_Aim of the exercise_: Each record below should be written out again exactly as given.
= = = =
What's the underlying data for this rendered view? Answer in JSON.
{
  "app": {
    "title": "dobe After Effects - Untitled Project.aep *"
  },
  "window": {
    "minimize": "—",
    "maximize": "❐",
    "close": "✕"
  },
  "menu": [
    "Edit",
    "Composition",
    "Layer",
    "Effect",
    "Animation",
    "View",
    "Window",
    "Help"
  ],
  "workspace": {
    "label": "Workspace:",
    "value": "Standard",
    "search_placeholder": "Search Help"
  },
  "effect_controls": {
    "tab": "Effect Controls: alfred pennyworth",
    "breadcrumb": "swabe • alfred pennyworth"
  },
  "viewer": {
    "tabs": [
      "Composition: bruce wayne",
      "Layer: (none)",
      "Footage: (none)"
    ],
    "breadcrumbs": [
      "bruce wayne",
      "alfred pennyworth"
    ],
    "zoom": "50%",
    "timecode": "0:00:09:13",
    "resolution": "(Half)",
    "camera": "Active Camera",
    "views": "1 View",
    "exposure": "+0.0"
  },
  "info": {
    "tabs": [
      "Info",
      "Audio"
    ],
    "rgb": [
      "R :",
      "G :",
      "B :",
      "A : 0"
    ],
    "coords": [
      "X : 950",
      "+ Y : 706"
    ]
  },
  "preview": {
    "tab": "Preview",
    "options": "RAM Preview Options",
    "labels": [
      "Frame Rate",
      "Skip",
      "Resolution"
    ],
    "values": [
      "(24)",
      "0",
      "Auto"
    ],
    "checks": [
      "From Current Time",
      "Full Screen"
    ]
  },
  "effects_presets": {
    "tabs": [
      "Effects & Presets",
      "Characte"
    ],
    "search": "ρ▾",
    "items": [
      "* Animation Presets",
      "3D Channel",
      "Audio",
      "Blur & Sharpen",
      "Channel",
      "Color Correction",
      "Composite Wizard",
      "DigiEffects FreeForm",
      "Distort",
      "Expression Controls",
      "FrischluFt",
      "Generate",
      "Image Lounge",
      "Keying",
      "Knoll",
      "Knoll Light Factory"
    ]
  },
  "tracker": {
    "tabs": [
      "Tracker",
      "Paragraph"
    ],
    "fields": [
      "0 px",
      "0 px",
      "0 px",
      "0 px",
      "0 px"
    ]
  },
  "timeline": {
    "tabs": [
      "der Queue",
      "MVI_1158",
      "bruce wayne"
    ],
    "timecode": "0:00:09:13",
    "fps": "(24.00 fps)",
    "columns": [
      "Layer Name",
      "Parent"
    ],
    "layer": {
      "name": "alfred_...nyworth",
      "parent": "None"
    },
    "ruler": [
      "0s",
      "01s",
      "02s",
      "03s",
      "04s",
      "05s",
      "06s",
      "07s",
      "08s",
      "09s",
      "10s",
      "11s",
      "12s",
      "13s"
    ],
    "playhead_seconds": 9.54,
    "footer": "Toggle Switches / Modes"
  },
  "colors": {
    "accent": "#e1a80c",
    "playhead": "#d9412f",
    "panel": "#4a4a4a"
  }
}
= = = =
_Your solution_:
What's the underlying data for this rendered view? Answer in JSON.
{
  "app": {
    "title": "dobe After Effects - Untitled Project.aep *"
  },
  "window": {
    "minimize": "—",
    "maximize": "❐",
    "close": "✕"
  },
  "menu": [
    "Edit",
    "Composition",
    "Layer",
    "Effect",
    "Animation",
    "View",
    "Window",
    "Help"
  ],
  "workspace": {
    "label": "Workspace:",
    "value": "Standard",
    "search_placeholder": "Search Help"
  },
  "effect_controls": {
    "tab": "Effect Controls: alfred pennyworth",
    "breadcrumb": "swabe • alfred pennyworth"
  },
  "viewer": {
    "tabs": [
      "Composition: bruce wayne",
      "Layer: (none)",
      "Footage: (none)"
    ],
    "breadcrumbs": [
      "bruce wayne",
      "alfred pennyworth"
    ],
    "zoom": "50%",
    "timecode": "0:00:09:13",
    "resolution": "(Half)",
    "camera": "Active Camera",
    "views": "1 View",
    "exposure": "+0.0"
  },
  "info": {
    "tabs": [
      "Info",
      "Audio"
    ],
    "rgb": [
      "R :",
      "G :",
      "B :",
      "A : 0"
    ],
    "coords": [
      "X : 950",
      "+ Y : 706"
    ]
  },
  "preview": {
    "tab": "Preview",
    "options": "RAM Preview Options",
    "labels": [
      "Frame Rate",
      "Skip",
      "Resolution"
    ],
    "values": [
      "(24)",
      "0",
      "Auto"
    ],
    "checks": [
      "From Current Time",
      "Full Screen"
    ]
  },
  "effects_presets": {
    "tabs": [
      "Effects & Presets",
      "Characte"
    ],
    "search": "ρ▾",
    "items": [
      "* Animation Presets",
      "3D Channel",
      "Audio",
      "Blur & Sharpen",
      "Channel",
      "Color Correction",
      "Composite Wizard",
      "DigiEffects FreeForm",
      "Distort",
      "Expression Controls",
      "FrischluFt",
      "Generate",
      "Image Lounge",
      "Keying",
      "Knoll",
      "Knoll Light Factory"
    ]
  },
  "tracker": {
    "tabs": [
      "Tracker",
      "Paragraph"
    ],
    "fields": [
      "0 px",
      "0 px",
      "0 px",
      "0 px",
      "0 px"
    ]
  },
  "timeline": {
    "tabs": [
      "der Queue",
      "MVI_1158",
      "bruce wayne"
    ],
    "timecode": "0:00:09:13",
    "fps": "(24.00 fps)",
    "columns": [
      "Layer Name",
      "Parent"
    ],
    "layer": {
      "name": "alfred_...nyworth",
      "parent": "None"
    },
    "ruler": [
      "0s",
      "01s",
      "02s",
      "03s",
      "04s",
      "05s",
      "06s",
      "07s",
      "08s",
      "09s",
      "10s",
      "11s",
      "12s",
      "13s"
    ],
    "playhead_seconds": 9.54,
    "footer": "Toggle Switches / Modes"
  },
  "colors": {
    "accent": "#e1a80c",
    "playhead": "#d9412f",
    "panel": "#4a4a4a"
  }
}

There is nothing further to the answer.